We often underestimate the power of the dogs nose, even our dogs that have been selectively pet bred for many years. It’s not just working bred dogs who get distracted my sniffs and smells.
Most owners struggle to call the dog off an interesting scent and interrupt the scenting acitivity. What then happens if they do call the dog away, the consequence is often ‘obedience’
Eg Recall, Sit, Lead On. Even if they get rewarded with eating a treat. None of these things are better than sniffing if you’re a dog.
So what were are going to do here, is interrupt sniffing with sniffing. However, while the dog is disengaged/distracted you are going to drop some tasty treats into the ground, so sniffing where you tell them to sniff is going to be more rewarding as they will actually find something as well as searching.
Eventually your dog will think you are better at this sniffing malarkey than they are and be more motivated to listen to you.
If you have seen dogs in groups you will have noticed that if one dogs shows some intense sniffing on a spot the others will rush over to investigate too. If you haven’t start to look out for this. DOgs like investigating smells.
This activity builds up the connection and the motivation for the dog to listen to you.
Start the exercise by throwing the food away to the ground and allow the dog to disengage.
There is a difference between disengagement and distraction.
So start with disengagement and progress to distraction.
Disengagement is the dog seeking a ‘distraction’ or reward opportunity.
As soon as your dog disengages, drop some food into the ground and call ‘here’ then use your hand to encourage the dog to the area where the food is.
Give some verbal praise and head off again and repeat.
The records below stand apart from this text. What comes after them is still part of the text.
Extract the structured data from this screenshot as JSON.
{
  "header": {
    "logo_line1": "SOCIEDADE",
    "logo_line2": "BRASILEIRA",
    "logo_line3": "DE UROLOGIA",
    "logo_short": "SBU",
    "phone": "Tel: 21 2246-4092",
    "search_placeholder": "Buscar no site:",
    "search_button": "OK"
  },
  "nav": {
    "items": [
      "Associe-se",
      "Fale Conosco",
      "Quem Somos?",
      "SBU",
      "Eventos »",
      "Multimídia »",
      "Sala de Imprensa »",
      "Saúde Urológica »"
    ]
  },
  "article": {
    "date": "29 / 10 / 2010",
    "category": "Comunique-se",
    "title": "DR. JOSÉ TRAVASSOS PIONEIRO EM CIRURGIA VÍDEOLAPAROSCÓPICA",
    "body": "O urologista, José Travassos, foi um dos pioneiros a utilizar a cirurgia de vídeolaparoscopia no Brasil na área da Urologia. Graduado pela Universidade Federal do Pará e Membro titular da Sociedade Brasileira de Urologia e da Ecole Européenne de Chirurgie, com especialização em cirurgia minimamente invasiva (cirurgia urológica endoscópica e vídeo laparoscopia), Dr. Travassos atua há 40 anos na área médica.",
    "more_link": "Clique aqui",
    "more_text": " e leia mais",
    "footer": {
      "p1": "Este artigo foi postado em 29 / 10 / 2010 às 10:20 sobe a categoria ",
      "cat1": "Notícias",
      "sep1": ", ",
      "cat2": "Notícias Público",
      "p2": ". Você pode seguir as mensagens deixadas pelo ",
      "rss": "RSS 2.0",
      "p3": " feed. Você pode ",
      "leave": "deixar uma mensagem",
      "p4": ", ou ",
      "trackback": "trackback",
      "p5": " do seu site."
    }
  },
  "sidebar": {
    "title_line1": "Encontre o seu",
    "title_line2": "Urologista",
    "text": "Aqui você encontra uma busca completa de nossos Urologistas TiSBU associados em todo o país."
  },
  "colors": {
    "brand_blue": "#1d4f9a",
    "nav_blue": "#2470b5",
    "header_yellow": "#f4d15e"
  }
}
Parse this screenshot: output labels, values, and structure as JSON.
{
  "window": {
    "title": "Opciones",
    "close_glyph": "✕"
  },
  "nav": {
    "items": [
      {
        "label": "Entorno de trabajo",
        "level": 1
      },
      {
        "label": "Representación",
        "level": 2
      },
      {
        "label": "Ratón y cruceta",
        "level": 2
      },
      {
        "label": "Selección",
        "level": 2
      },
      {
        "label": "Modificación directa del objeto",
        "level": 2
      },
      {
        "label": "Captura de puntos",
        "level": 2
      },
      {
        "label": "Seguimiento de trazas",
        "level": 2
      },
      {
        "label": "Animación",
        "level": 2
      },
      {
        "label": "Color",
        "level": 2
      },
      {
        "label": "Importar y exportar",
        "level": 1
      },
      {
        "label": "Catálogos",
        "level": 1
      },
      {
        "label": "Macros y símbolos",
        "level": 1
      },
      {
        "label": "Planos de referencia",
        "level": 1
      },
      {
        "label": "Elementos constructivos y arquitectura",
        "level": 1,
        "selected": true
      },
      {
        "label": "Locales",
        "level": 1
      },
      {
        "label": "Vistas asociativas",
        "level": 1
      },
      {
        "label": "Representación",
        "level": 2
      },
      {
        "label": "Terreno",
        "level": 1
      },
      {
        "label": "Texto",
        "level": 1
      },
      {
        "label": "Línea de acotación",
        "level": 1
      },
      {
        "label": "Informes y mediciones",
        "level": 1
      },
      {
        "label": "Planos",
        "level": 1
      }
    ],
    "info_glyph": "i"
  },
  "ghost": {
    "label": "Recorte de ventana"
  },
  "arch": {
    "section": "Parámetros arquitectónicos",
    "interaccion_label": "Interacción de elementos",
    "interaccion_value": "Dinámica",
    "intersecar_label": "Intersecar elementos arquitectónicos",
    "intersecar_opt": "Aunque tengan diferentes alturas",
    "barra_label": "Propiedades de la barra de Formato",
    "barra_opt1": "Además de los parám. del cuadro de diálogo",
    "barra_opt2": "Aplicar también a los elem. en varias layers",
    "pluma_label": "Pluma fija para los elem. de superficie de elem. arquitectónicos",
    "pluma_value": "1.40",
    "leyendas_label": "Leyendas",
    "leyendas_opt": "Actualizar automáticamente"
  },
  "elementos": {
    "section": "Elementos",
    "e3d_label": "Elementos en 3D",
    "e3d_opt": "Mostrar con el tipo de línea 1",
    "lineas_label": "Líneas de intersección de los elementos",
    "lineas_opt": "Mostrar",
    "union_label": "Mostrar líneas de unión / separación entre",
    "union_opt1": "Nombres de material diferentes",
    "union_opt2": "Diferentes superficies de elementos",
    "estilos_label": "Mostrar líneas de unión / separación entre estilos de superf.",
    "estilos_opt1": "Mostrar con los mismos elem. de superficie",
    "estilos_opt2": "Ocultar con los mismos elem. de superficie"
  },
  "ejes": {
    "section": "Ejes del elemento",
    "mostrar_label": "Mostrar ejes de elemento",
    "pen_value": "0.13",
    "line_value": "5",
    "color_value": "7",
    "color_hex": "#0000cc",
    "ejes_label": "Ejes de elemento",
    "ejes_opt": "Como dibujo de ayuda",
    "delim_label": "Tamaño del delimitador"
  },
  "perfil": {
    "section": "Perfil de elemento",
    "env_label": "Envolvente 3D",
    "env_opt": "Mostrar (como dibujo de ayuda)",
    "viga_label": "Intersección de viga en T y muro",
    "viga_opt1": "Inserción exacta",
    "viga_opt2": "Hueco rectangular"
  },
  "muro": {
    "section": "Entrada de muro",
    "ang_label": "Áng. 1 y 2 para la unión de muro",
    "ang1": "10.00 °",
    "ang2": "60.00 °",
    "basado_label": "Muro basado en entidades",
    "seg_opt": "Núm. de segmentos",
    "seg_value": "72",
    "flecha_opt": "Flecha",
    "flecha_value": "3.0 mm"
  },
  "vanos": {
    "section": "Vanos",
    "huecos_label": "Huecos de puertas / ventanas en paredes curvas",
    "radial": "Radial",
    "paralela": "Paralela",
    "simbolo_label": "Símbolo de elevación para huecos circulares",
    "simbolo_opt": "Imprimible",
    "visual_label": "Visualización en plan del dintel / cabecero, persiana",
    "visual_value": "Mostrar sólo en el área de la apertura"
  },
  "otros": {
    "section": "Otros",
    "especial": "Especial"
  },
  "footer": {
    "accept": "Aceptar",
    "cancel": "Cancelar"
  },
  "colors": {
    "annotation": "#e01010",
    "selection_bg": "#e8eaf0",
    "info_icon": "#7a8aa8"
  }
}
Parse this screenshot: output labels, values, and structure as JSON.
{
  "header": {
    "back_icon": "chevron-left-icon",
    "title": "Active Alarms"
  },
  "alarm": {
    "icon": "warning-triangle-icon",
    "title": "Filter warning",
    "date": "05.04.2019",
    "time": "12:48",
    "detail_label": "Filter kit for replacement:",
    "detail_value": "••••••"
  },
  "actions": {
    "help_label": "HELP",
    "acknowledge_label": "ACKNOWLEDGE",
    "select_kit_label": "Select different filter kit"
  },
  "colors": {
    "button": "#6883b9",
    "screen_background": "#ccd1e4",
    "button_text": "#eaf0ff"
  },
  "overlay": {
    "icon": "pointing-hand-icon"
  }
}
Allow the dog to finish its reward before you call ‘here’ again.
Finish the session by recalling in and give several treats as you end the session so the dog does not get frustrated about the exercise finishing.
Watch the Video Tutorial
Copyright Jane Ardern BSc (Hons) 2019